Of course, Radden wasn’t immediately aware of Beatty’s statement, since it was issued when he was still behind bars at Pike County Correctional Facility, charged with felony assault following a physical exchange with a Columbus police officer that took place shortly after 6 p.m. on Wednesday, May 27, little more than an hour after the planned start of his protest.
Prior to staking out the East Side corner, Radden painted a sign on a poster board, wanting to display a message that could clearly convey his frustrations with law enforcement, leaving no question as to his motivations for taking to the streets. “I didn’t want no mystery, or to hide what the fuck I’m feeling right now,” he said. “People hide what they want to say, and hide what their feelings really are, but I was like, ‘I want my sign to say how I really feel,’ and so it said, ‘Fuck the police.’”

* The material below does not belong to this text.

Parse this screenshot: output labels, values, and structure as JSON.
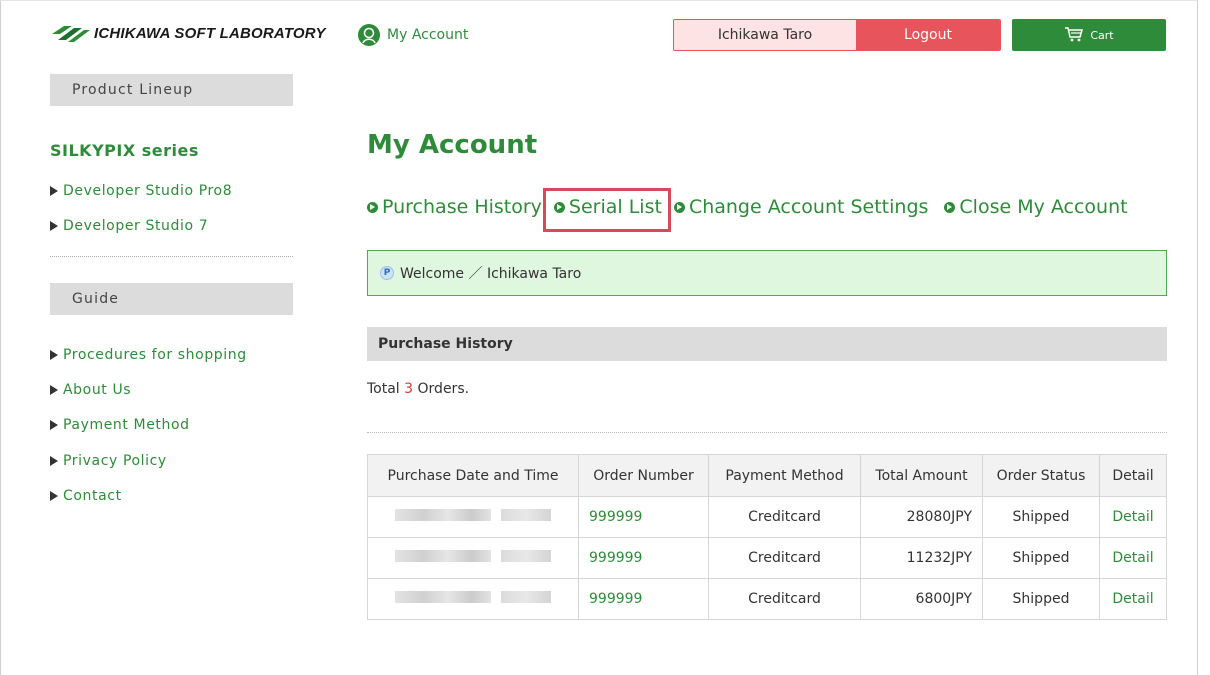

Armed with his sign and a pistol, for which he said he is registered (Ohio is an open carry state), Radden decamped to the intersection of Lockbourne and Livingston, where his sign and presence were met with overwhelming public support, he said, with cars slowing down to honk and wave, and a small crowd eventually forming around him. “I was getting so much love. They were throwing money out the [car] window, weed, trying to pour me liquor,” he said. “I wasn’t trying to get in trouble, but it was like, ‘Goddamn, let’s go!’ I’msparked!”

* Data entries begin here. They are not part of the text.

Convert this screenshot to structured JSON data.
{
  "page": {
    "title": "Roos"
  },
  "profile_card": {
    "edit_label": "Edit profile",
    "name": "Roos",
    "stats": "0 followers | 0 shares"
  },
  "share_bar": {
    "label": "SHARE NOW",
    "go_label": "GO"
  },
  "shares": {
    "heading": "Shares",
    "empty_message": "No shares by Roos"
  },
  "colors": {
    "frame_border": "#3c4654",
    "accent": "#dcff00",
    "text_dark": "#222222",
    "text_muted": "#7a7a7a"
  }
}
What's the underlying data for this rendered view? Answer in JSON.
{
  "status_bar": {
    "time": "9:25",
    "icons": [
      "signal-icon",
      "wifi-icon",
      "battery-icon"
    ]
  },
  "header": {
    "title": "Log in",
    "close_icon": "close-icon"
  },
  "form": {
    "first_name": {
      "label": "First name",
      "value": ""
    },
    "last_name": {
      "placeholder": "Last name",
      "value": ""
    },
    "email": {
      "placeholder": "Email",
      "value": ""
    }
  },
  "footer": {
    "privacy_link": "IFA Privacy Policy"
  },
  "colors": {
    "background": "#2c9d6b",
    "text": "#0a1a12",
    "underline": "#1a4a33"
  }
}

Along with the crowd, Radden quickly attracted the attention of officers from the Columbus Division of Police, who surrounded the protesters but initially held back, according to Radden, who said one policeman cautioned his fellow officers to not take the bait. “He was like, ‘That’s just Radden. He wants you to go over there and say something. Let’s pull off,’” Radden said.
But not long after, when Radden stepped into the street, a cruiser pulled up and an officer confronted him. “And, I’m telling you, this guy didn’t waste any time before he went straight to work on me,” Radden said. “I heard, ‘Put your hands up,’ but he punched me again when I put my hands up. … That’s when I ducked down and sort of backed away from him and got up on the sidewalk. He chased me up on the sidewalk, clunked me in the head a couple more times. … I’m standing there and he’s trying to choke me, punch me, knock me out. And, if you watch the video, he stands back and lets me go, and then throws this punch from bum-fuck Egypt, and he was trying to knock me out. And if you look at the video, it looked like he hit me, but he didn’t because I’m good at bobbing and weaving.”
In that moment, Radden said, he was transported back to schoolyard fights and scraps with his older brothers, and so he started swinging, the punches “falling like the water is falling right now,” he said, referring to the rainy day in early June. “It felt natural.”
When the officer lost his balance and fell, Radden caught himself. “And I was like, ‘Oh, shit,’ and I put my hands up, because when he gets up he could potentially shoot me,” said Radden, whose felony assault charge was dismissed on June 9. (He is still being charged with Failure to Comply, and the case remains ongoing; CPD did not immediately reply to a request for comment about the incident.) “Any respect I have for him comes from the fact that he didn’t shoot me, but, at the same time, this all happened because he literally wanted to fight me. … He saw a Black man with a sign that said, ‘Fuck the police,’ and he saw a gun, and he went for me.”
With Radden held inside of Pike, the movement he unintentionally sparked started to grow, with multiple rallies held in late May at the East Side intersection at which he was arrested, quickly stretching into Downtown, the Short North and the various suburbs and small towns ringing the city.
“We are in solidarity with [Radden] and hoping that he is recovering well from the violence that he experienced at the hands of CPD,” said Dkéama Alexis of Black Queer & Intersectional Collective. “All of us in BQIC will continue to harness the revolutionary spirit that he was channeling that day in calling out racist and anti-Black police violence. It's good to know that there are a lot more folks prepared to take on the work."
Moving forward, Radden, who primarily credits community organizer and social justice advocate Sean Stevenson with helping secure his release from prison, hopes he can have a similar impact on the city as the one Stevenson has impressed upon him in just a few short weeks.
“Sean Stevenson, he’s the one that got me. I’m riding with him,” Radden said. “I want to affect the community right now, just like Sean’s showing me. I want to help people. I want to make sure your kid gets home from school without getting jumped. I want to paint your house. I want to plant a garden. I want to plant some flowers.”